Do you know whose mind is processing and telling the story of the events unfolding at any given place in your novel? Understanding POV or Point of View is extremely important for any fiction writer who wants to be successful.
The first thing to understand is that each character in your novel sees things differently, and has his or her own voice. Two people from totally different backgrounds describing the same scene would use different language and would see the scene from a totally different perspective.
In my novel, Redneck P.I., Twila tells the story like this:
Author Intrusion is the term used when the POV is that of the author.
In this passage, Trent, the spoiled teenage girl in my upcoming novel, Way Out of Line is forced to go to a psychologist:
Here’s how it looks now after my editor helped me show it only from Trent’s POV:
Trent picked at her finger nails. I hate him already. I just hope this goes quickly. I’m not coming again.
The addition of the word “obviously” is necessary, because Trent can only guess why he is waiting. The second passage, if used as it is written in the first example is Author Intrusion–like someone else is telling the story. A big no-no in modern writing.
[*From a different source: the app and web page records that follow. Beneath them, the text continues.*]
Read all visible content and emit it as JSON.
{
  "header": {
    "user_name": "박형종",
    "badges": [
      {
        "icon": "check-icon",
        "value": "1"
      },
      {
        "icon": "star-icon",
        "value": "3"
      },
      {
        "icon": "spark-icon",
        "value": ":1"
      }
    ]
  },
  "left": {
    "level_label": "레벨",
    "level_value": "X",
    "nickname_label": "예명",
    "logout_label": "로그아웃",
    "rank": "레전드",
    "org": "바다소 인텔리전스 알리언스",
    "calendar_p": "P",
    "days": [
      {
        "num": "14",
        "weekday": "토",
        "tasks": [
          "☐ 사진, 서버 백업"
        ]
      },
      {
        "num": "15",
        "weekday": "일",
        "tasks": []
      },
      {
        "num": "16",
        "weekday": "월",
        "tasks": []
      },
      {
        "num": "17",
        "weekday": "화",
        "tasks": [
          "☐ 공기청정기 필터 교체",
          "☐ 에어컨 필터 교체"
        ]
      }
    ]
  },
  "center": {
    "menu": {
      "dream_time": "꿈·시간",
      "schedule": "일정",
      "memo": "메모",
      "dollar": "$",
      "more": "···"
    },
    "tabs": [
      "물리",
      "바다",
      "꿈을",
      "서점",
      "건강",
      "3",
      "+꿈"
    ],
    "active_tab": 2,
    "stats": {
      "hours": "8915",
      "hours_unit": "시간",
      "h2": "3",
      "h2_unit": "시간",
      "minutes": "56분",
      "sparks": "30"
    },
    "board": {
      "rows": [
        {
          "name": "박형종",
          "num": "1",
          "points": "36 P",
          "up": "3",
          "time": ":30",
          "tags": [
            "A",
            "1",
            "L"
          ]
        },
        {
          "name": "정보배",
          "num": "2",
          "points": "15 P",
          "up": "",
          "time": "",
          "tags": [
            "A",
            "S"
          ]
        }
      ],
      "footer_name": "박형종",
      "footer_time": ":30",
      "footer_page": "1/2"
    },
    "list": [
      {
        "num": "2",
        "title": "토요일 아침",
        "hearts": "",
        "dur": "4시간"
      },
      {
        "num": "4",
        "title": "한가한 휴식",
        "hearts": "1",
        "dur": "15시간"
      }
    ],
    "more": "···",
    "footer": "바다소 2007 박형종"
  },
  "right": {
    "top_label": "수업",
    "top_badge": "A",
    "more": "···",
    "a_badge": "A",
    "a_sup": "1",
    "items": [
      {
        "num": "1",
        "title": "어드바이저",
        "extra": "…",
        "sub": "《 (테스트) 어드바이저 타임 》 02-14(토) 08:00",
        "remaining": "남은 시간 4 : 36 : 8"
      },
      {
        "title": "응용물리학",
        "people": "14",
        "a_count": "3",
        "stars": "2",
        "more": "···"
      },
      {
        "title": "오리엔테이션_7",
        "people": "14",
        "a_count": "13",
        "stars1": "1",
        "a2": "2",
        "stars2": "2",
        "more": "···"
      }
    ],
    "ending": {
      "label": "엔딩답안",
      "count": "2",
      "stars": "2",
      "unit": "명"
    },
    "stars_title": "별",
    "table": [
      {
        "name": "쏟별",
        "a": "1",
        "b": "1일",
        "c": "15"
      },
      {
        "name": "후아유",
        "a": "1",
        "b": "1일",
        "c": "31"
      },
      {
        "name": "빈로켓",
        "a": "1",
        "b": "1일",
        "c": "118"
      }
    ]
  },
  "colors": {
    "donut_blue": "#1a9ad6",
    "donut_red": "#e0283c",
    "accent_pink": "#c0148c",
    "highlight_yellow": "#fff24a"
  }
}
I recently read an extremely valuable article, which categorized three specific items that must be present in the very first paragraph of any novel.
- The protagonist–the person with whom you want readers to identify, and whose point of view is featured in most parts of the book.
- The incident that triggers the events that take place in the story. It is not a good idea to start a novel with a passive scene. Readers are far more likely to want to read on if something exciting is happening, especially if it creates questions.
- A hint at the protagonist’s core need. There is a very good reason for this. It gives the author a framework to work around, and that core need must be fulfilled in some way or another for the story to be successful.
Way Out of Line is having all the final formatting done before its release in May. I’ve done all the formatting for CreateSpace for the print version and posted the trailer on Youtube here http://youtu.be/p_oy-GzOmDQ
The only task I still have to undertake is the cover. I have to decide whether to buy the cover design from my publisher Uncial Press, who only publish e-books, or design my own. I would prefer to have the same cover design but it will depend on the cost.
Kick Assitude, the sequel to Redneck P.I. is with my publisher awaiting review.
Time to start working on To the Limit.(I might change the title). I wrote this first draft several years ago and have forgotten most of it, so I am enjoying re-visiting it and getting it into shape. This is the part I love about writing and I can get lost for hours, totally oblivious of anything going on around me.
This book is about a veterinarian who has moved to a small, remote town in Colorado to escape her violent past. When violence impacts her life again, everything she has worked for will be lost unless she confronts it and faces it head on. Of course there is a very sexy man in the mix–two in this one.
I am thrilled to be writing about one of my greatest loves, horses, dogs and cats. (Kick Assitude also features a dog that rides on Twila’s Harley with her.)
Young adults feel romantic love too.
Yay! My book trailer is completed and live on Youtube!
Move your mouse to the right of this text to find the link — Way Out of Line Trailer
I’m lucky I have PowerPoint 2010 now. I had 2007 before, and it did not offer the option to convert the ppt presentation to a video.
I had to search for royalty free pictures, which I found on some Creative Commons sites–where photographers display their pictures and license them for commercial or non-commercial reproduction.
Music for commercial use is also available free. I really wanted something like African drums, and I may change the music score later, but I have not so far been able to find the perfect sound track. I went with danosongs.com again because they offer the best choice and the music is formatted correctly for upload to Youtube. I found free music on other sites but when I tried to insert them into my presentation they were not the correct file type.
I hope it sparks the imagination and makes viewers want to read the book!